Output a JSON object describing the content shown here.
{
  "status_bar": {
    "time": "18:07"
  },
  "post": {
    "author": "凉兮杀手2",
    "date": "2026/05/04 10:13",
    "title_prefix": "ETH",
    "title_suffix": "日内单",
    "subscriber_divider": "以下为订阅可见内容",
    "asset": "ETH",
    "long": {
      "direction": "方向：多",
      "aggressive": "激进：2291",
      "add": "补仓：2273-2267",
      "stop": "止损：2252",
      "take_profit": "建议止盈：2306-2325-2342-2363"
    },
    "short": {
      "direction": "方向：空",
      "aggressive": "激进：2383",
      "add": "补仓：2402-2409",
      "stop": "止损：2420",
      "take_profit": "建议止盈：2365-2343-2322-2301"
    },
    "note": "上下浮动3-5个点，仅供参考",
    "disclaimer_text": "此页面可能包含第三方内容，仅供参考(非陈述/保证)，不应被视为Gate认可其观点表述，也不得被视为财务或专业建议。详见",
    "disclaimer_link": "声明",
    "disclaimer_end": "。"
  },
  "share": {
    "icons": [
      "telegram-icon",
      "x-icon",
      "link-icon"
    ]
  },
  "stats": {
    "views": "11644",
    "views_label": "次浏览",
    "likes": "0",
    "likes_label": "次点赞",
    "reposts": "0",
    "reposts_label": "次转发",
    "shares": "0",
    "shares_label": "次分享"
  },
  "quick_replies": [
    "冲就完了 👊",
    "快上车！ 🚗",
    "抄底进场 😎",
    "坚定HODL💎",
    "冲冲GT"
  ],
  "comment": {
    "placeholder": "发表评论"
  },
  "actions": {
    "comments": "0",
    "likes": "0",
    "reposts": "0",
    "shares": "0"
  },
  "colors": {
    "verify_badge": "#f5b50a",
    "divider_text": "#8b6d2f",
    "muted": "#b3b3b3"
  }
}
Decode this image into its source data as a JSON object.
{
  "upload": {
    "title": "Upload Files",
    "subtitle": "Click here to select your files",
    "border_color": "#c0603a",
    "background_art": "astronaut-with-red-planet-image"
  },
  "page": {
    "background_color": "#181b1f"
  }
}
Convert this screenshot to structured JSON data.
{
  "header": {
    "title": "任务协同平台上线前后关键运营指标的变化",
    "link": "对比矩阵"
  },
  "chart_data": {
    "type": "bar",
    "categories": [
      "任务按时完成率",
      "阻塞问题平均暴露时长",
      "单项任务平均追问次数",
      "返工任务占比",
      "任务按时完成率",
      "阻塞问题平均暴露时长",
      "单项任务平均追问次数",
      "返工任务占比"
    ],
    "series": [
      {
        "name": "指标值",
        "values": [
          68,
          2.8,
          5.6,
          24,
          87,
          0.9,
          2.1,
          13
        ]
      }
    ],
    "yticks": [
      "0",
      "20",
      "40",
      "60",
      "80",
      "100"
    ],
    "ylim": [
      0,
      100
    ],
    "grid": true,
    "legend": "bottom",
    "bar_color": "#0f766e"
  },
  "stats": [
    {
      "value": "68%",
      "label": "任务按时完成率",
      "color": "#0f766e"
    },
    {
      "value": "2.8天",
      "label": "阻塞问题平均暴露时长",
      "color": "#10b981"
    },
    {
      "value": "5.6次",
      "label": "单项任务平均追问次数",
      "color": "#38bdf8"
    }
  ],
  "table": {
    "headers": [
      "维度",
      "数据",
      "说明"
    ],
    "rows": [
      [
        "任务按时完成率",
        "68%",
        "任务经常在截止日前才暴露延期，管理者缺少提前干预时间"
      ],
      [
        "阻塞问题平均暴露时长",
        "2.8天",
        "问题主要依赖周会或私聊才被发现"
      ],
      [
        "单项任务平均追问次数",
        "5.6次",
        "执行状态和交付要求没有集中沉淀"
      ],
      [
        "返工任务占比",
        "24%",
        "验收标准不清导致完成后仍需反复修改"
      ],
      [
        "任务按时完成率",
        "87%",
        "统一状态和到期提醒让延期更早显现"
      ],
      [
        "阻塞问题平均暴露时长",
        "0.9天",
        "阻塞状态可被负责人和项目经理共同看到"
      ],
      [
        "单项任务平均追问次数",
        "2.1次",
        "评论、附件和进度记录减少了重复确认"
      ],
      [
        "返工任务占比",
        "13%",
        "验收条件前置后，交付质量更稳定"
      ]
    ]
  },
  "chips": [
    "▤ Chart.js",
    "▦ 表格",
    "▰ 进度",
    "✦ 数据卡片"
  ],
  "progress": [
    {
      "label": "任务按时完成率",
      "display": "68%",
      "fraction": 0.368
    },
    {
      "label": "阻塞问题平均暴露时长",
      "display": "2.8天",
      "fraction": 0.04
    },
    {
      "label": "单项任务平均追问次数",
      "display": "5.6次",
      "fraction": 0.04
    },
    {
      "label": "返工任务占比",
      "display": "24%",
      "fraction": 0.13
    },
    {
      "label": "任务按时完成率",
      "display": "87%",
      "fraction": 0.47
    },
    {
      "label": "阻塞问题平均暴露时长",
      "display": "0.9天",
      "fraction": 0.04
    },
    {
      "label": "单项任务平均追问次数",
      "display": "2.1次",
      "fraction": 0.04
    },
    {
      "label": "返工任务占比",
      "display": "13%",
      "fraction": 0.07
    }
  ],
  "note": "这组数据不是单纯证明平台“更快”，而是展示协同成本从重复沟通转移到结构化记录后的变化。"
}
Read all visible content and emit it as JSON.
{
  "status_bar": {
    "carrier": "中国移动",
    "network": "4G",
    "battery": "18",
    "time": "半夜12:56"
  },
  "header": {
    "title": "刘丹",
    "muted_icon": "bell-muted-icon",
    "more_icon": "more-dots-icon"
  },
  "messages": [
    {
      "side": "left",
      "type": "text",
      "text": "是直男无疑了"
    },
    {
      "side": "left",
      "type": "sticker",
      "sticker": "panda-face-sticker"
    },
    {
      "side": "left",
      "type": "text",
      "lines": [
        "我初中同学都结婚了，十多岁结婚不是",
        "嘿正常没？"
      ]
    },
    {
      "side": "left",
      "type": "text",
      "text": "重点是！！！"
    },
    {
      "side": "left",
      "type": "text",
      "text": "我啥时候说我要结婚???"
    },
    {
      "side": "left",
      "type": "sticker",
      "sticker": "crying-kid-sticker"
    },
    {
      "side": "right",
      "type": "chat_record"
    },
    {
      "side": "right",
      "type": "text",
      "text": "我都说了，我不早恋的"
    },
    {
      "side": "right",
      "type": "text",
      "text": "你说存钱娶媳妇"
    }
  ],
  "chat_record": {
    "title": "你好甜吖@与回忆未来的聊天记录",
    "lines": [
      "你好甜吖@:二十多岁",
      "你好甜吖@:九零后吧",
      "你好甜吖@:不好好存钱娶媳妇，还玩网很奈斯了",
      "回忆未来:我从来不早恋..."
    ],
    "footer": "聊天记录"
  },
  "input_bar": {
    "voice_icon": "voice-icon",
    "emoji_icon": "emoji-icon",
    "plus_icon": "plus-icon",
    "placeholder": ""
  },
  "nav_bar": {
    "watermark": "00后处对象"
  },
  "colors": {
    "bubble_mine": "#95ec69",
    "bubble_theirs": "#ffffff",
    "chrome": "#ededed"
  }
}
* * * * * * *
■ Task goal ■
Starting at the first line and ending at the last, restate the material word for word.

■ Exercise result ■
Output a JSON object describing the content shown here.
{
  "status_bar": {
    "time": "18:07"
  },
  "post": {
    "author": "凉兮杀手2",
    "date": "2026/05/04 10:13",
    "title_prefix": "ETH",
    "title_suffix": "日内单",
    "subscriber_divider": "以下为订阅可见内容",
    "asset": "ETH",
    "long": {
      "direction": "方向：多",
      "aggressive": "激进：2291",
      "add": "补仓：2273-2267",
      "stop": "止损：2252",
      "take_profit": "建议止盈：2306-2325-2342-2363"
    },
    "short": {
      "direction": "方向：空",
      "aggressive": "激进：2383",
      "add": "补仓：2402-2409",
      "stop": "止损：2420",
      "take_profit": "建议止盈：2365-2343-2322-2301"
    },
    "note": "上下浮动3-5个点，仅供参考",
    "disclaimer_text": "此页面可能包含第三方内容，仅供参考(非陈述/保证)，不应被视为Gate认可其观点表述，也不得被视为财务或专业建议。详见",
    "disclaimer_link": "声明",
    "disclaimer_end": "。"
  },
  "share": {
    "icons": [
      "telegram-icon",
      "x-icon",
      "link-icon"
    ]
  },
  "stats": {
    "views": "11644",
    "views_label": "次浏览",
    "likes": "0",
    "likes_label": "次点赞",
    "reposts": "0",
    "reposts_label": "次转发",
    "shares": "0",
    "shares_label": "次分享"
  },
  "quick_replies": [
    "冲就完了 👊",
    "快上车！ 🚗",
    "抄底进场 😎",
    "坚定HODL💎",
    "冲冲GT"
  ],
  "comment": {
    "placeholder": "发表评论"
  },
  "actions": {
    "comments": "0",
    "likes": "0",
    "reposts": "0",
    "shares": "0"
  },
  "colors": {
    "verify_badge": "#f5b50a",
    "divider_text": "#8b6d2f",
    "muted": "#b3b3b3"
  }
}
Decode this image into its source data as a JSON object.
{
  "upload": {
    "title": "Upload Files",
    "subtitle": "Click here to select your files",
    "border_color": "#c0603a",
    "background_art": "astronaut-with-red-planet-image"
  },
  "page": {
    "background_color": "#181b1f"
  }
}
Convert this screenshot to structured JSON data.
{
  "header": {
    "title": "任务协同平台上线前后关键运营指标的变化",
    "link": "对比矩阵"
  },
  "chart_data": {
    "type": "bar",
    "categories": [
      "任务按时完成率",
      "阻塞问题平均暴露时长",
      "单项任务平均追问次数",
      "返工任务占比",
      "任务按时完成率",
      "阻塞问题平均暴露时长",
      "单项任务平均追问次数",
      "返工任务占比"
    ],
    "series": [
      {
        "name": "指标值",
        "values": [
          68,
          2.8,
          5.6,
          24,
          87,
          0.9,
          2.1,
          13
        ]
      }
    ],
    "yticks": [
      "0",
      "20",
      "40",
      "60",
      "80",
      "100"
    ],
    "ylim": [
      0,
      100
    ],
    "grid": true,
    "legend": "bottom",
    "bar_color": "#0f766e"
  },
  "stats": [
    {
      "value": "68%",
      "label": "任务按时完成率",
      "color": "#0f766e"
    },
    {
      "value": "2.8天",
      "label": "阻塞问题平均暴露时长",
      "color": "#10b981"
    },
    {
      "value": "5.6次",
      "label": "单项任务平均追问次数",
      "color": "#38bdf8"
    }
  ],
  "table": {
    "headers": [
      "维度",
      "数据",
      "说明"
    ],
    "rows": [
      [
        "任务按时完成率",
        "68%",
        "任务经常在截止日前才暴露延期，管理者缺少提前干预时间"
      ],
      [
        "阻塞问题平均暴露时长",
        "2.8天",
        "问题主要依赖周会或私聊才被发现"
      ],
      [
        "单项任务平均追问次数",
        "5.6次",
        "执行状态和交付要求没有集中沉淀"
      ],
      [
        "返工任务占比",
        "24%",
        "验收标准不清导致完成后仍需反复修改"
      ],
      [
        "任务按时完成率",
        "87%",
        "统一状态和到期提醒让延期更早显现"
      ],
      [
        "阻塞问题平均暴露时长",
        "0.9天",
        "阻塞状态可被负责人和项目经理共同看到"
      ],
      [
        "单项任务平均追问次数",
        "2.1次",
        "评论、附件和进度记录减少了重复确认"
      ],
      [
        "返工任务占比",
        "13%",
        "验收条件前置后，交付质量更稳定"
      ]
    ]
  },
  "chips": [
    "▤ Chart.js",
    "▦ 表格",
    "▰ 进度",
    "✦ 数据卡片"
  ],
  "progress": [
    {
      "label": "任务按时完成率",
      "display": "68%",
      "fraction": 0.368
    },
    {
      "label": "阻塞问题平均暴露时长",
      "display": "2.8天",
      "fraction": 0.04
    },
    {
      "label": "单项任务平均追问次数",
      "display": "5.6次",
      "fraction": 0.04
    },
    {
      "label": "返工任务占比",
      "display": "24%",
      "fraction": 0.13
    },
    {
      "label": "任务按时完成率",
      "display": "87%",
      "fraction": 0.47
    },
    {
      "label": "阻塞问题平均暴露时长",
      "display": "0.9天",
      "fraction": 0.04
    },
    {
      "label": "单项任务平均追问次数",
      "display": "2.1次",
      "fraction": 0.04
    },
    {
      "label": "返工任务占比",
      "display": "13%",
      "fraction": 0.07
    }
  ],
  "note": "这组数据不是单纯证明平台“更快”，而是展示协同成本从重复沟通转移到结构化记录后的变化。"
}
Read all visible content and emit it as JSON.
{
  "status_bar": {
    "carrier": "中国移动",
    "network": "4G",
    "battery": "18",
    "time": "半夜12:56"
  },
  "header": {
    "title": "刘丹",
    "muted_icon": "bell-muted-icon",
    "more_icon": "more-dots-icon"
  },
  "messages": [
    {
      "side": "left",
      "type": "text",
      "text": "是直男无疑了"
    },
    {
      "side": "left",
      "type": "sticker",
      "sticker": "panda-face-sticker"
    },
    {
      "side": "left",
      "type": "text",
      "lines": [
        "我初中同学都结婚了，十多岁结婚不是",
        "嘿正常没？"
      ]
    },
    {
      "side": "left",
      "type": "text",
      "text": "重点是！！！"
    },
    {
      "side": "left",
      "type": "text",
      "text": "我啥时候说我要结婚???"
    },
    {
      "side": "left",
      "type": "sticker",
      "sticker": "crying-kid-sticker"
    },
    {
      "side": "right",
      "type": "chat_record"
    },
    {
      "side": "right",
      "type": "text",
      "text": "我都说了，我不早恋的"
    },
    {
      "side": "right",
      "type": "text",
      "text": "你说存钱娶媳妇"
    }
  ],
  "chat_record": {
    "title": "你好甜吖@与回忆未来的聊天记录",
    "lines": [
      "你好甜吖@:二十多岁",
      "你好甜吖@:九零后吧",
      "你好甜吖@:不好好存钱娶媳妇，还玩网很奈斯了",
      "回忆未来:我从来不早恋..."
    ],
    "footer": "聊天记录"
  },
  "input_bar": {
    "voice_icon": "voice-icon",
    "emoji_icon": "emoji-icon",
    "plus_icon": "plus-icon",
    "placeholder": ""
  },
  "nav_bar": {
    "watermark": "00后处对象"
  },
  "colors": {
    "bubble_mine": "#95ec69",
    "bubble_theirs": "#ffffff",
    "chrome": "#ededed"
  }
}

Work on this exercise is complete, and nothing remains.